Excerpts from a dataset:
..........
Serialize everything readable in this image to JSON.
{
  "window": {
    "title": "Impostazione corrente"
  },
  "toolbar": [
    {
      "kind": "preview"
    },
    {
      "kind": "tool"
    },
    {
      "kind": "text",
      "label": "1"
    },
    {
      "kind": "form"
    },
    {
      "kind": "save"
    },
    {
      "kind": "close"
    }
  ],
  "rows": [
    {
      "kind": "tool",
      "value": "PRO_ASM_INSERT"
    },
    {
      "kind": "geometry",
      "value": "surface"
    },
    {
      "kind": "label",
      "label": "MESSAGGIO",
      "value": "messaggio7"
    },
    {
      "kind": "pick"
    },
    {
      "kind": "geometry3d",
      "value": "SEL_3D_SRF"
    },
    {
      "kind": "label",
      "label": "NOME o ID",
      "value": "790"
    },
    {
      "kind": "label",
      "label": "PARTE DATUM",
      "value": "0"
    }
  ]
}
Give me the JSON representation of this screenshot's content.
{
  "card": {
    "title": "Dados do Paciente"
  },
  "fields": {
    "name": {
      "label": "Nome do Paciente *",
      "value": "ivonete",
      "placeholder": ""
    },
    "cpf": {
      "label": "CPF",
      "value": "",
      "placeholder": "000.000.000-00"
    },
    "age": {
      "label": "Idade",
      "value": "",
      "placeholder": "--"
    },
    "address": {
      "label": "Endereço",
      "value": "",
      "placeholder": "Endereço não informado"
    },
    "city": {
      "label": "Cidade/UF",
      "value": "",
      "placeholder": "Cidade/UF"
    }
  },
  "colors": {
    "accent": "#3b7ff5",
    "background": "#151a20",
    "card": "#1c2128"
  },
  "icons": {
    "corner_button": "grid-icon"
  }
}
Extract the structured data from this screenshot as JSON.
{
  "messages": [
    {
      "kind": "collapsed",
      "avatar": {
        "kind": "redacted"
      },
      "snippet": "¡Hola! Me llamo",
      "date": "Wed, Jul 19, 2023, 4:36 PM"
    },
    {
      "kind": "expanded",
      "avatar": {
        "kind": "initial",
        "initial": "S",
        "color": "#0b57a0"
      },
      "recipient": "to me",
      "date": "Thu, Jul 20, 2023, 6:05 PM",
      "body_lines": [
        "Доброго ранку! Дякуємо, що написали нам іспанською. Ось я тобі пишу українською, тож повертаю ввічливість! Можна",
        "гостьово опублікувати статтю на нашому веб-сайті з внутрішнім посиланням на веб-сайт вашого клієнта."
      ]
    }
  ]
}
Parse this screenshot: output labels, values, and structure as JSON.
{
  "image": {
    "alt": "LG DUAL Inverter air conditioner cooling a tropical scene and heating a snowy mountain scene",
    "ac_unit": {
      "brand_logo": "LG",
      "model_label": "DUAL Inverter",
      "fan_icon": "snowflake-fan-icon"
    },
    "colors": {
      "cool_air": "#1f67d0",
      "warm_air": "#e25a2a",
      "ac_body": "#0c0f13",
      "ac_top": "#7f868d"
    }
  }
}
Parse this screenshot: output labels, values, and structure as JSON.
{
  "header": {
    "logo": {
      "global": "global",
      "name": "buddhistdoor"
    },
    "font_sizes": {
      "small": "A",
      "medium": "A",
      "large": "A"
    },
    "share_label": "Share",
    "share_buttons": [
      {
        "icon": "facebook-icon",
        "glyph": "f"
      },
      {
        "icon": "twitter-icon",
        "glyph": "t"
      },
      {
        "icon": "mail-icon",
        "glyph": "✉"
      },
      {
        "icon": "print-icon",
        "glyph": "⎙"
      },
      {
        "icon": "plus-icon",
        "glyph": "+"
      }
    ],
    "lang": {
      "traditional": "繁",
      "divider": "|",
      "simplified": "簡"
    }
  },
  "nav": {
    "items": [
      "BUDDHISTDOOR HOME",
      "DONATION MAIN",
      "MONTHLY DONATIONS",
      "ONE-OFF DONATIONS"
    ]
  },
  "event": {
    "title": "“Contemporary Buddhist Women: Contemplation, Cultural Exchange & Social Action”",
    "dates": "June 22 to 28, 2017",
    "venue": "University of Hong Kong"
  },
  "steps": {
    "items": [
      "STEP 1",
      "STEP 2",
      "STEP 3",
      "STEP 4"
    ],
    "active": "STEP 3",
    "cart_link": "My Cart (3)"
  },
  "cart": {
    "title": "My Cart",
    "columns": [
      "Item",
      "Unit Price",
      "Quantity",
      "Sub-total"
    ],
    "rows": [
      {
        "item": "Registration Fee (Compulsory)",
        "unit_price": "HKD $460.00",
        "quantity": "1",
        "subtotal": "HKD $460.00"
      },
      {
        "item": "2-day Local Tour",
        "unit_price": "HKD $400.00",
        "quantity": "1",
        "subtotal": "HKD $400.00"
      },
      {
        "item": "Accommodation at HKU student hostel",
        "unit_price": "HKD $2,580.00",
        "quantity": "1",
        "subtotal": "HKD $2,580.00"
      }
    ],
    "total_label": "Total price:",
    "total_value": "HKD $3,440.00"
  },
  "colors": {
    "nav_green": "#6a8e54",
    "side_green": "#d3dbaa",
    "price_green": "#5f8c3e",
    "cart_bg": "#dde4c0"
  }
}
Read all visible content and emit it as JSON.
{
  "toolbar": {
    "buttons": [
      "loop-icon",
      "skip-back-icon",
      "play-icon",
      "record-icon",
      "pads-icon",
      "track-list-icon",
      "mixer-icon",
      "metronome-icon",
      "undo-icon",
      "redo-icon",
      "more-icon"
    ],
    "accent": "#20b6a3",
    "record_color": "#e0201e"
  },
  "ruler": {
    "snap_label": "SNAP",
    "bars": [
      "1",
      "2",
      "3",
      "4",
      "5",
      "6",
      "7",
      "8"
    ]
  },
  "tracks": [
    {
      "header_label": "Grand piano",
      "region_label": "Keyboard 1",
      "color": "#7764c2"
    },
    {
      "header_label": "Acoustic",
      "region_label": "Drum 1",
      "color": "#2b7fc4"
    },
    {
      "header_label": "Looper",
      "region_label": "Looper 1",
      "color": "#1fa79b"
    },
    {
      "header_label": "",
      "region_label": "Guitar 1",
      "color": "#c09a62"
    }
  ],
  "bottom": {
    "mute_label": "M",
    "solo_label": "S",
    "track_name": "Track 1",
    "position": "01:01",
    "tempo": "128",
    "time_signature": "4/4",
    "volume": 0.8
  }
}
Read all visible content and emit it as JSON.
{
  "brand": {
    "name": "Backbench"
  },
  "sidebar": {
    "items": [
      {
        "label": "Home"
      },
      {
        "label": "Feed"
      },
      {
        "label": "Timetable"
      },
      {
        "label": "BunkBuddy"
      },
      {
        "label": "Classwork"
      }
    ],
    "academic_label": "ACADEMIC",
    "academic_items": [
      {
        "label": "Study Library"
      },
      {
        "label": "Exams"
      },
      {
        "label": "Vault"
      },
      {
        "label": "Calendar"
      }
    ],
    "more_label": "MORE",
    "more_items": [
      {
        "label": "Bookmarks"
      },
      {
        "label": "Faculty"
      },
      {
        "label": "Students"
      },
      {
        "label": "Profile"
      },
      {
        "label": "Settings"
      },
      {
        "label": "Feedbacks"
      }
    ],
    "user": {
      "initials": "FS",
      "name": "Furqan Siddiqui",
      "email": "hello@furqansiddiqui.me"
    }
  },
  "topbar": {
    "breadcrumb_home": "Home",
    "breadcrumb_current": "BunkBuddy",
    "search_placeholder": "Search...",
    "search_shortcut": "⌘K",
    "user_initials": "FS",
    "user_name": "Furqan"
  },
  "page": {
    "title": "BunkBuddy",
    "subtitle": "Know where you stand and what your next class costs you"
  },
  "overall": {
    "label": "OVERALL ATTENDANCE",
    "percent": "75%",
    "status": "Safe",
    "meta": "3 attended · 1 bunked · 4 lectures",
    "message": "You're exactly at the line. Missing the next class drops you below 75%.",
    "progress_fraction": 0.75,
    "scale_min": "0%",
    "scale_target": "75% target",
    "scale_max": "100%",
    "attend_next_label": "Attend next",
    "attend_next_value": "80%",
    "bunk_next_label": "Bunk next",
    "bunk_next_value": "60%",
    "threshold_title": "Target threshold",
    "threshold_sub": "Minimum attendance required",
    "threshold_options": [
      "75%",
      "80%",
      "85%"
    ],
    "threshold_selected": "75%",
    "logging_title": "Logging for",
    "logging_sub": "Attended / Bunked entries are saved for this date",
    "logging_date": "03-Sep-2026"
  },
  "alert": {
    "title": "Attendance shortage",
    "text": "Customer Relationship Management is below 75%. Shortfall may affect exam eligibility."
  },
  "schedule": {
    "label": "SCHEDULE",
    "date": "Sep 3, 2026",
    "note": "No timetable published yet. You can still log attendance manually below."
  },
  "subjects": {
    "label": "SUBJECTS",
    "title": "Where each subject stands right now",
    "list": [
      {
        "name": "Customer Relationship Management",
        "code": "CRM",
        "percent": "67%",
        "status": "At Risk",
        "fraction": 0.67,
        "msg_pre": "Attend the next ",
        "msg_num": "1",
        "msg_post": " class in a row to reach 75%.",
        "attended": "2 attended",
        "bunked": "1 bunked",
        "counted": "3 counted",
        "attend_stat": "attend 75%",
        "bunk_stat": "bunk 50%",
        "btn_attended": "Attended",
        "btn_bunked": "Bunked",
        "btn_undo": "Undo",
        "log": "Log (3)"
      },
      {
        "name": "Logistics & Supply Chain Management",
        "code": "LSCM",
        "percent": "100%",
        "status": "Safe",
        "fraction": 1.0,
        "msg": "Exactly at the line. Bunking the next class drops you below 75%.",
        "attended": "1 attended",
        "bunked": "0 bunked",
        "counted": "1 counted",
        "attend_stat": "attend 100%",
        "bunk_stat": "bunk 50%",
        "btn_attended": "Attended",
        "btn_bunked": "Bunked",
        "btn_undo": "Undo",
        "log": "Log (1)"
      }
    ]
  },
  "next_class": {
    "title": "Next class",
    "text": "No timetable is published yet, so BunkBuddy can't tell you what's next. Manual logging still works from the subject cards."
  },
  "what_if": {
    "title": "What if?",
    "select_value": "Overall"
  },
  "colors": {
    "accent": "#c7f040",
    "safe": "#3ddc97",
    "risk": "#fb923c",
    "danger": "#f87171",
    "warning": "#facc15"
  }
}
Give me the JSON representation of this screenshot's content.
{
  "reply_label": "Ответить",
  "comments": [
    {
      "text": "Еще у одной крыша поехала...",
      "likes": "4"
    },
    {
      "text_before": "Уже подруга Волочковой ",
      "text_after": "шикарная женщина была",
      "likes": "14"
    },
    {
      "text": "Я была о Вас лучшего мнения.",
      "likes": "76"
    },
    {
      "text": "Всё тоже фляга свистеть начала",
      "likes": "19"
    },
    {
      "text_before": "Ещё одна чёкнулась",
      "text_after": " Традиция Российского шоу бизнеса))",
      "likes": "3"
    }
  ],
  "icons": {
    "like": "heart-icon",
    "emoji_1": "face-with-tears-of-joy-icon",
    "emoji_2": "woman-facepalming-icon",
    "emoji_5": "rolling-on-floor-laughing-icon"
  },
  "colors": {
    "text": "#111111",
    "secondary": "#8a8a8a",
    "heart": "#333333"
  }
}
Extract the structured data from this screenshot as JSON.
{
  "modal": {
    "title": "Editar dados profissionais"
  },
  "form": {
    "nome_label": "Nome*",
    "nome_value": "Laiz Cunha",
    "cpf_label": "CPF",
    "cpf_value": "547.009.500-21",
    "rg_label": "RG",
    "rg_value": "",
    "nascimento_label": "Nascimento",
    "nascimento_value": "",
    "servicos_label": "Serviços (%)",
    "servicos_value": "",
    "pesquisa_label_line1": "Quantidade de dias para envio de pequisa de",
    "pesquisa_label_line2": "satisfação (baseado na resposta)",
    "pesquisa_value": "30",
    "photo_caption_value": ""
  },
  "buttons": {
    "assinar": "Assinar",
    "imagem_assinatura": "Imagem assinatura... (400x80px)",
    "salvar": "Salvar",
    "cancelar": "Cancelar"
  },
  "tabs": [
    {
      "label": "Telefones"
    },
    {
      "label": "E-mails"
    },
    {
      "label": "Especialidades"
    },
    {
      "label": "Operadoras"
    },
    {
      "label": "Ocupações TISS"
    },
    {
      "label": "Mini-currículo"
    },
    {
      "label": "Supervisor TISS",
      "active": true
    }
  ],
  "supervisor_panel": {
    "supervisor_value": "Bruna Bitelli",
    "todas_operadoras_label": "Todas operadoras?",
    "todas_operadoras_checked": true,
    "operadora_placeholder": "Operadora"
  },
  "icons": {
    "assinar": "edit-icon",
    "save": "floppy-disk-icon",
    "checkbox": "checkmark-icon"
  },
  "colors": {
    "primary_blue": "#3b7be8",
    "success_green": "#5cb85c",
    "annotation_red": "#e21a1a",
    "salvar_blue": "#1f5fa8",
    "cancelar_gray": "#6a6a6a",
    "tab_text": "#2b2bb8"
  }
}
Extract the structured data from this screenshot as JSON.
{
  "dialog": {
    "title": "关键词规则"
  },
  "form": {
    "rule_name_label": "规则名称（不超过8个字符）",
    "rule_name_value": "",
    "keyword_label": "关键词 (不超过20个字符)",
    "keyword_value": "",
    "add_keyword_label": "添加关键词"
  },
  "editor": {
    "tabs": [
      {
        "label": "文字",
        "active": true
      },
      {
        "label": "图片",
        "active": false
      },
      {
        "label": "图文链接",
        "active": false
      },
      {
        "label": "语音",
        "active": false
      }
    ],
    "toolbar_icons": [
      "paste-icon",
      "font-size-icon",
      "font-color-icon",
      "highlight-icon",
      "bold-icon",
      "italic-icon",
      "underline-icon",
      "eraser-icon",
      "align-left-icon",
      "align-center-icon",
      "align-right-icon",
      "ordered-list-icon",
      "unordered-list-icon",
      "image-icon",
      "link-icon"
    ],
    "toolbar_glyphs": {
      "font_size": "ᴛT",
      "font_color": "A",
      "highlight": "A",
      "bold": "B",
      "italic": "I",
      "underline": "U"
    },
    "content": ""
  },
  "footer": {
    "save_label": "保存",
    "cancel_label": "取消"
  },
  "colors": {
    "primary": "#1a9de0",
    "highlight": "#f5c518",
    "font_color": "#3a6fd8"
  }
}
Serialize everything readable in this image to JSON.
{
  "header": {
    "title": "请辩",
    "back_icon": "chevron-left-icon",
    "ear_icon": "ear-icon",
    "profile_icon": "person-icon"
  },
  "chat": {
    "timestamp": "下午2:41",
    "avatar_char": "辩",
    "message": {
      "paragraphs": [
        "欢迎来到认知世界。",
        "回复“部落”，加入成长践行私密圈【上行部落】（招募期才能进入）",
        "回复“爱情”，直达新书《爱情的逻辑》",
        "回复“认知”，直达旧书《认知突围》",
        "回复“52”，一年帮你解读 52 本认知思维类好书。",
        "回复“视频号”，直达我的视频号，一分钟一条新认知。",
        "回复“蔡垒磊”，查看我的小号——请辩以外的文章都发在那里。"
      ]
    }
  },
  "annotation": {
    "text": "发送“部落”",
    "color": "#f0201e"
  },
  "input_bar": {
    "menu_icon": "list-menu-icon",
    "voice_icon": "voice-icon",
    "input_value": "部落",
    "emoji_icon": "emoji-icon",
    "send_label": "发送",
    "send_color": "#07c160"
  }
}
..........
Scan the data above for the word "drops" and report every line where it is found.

    "message": "You're exactly at the line. Missing the next class drops you below 75%.",
        "msg": "Exactly at the line. Bunking the next class drops you below 75%.",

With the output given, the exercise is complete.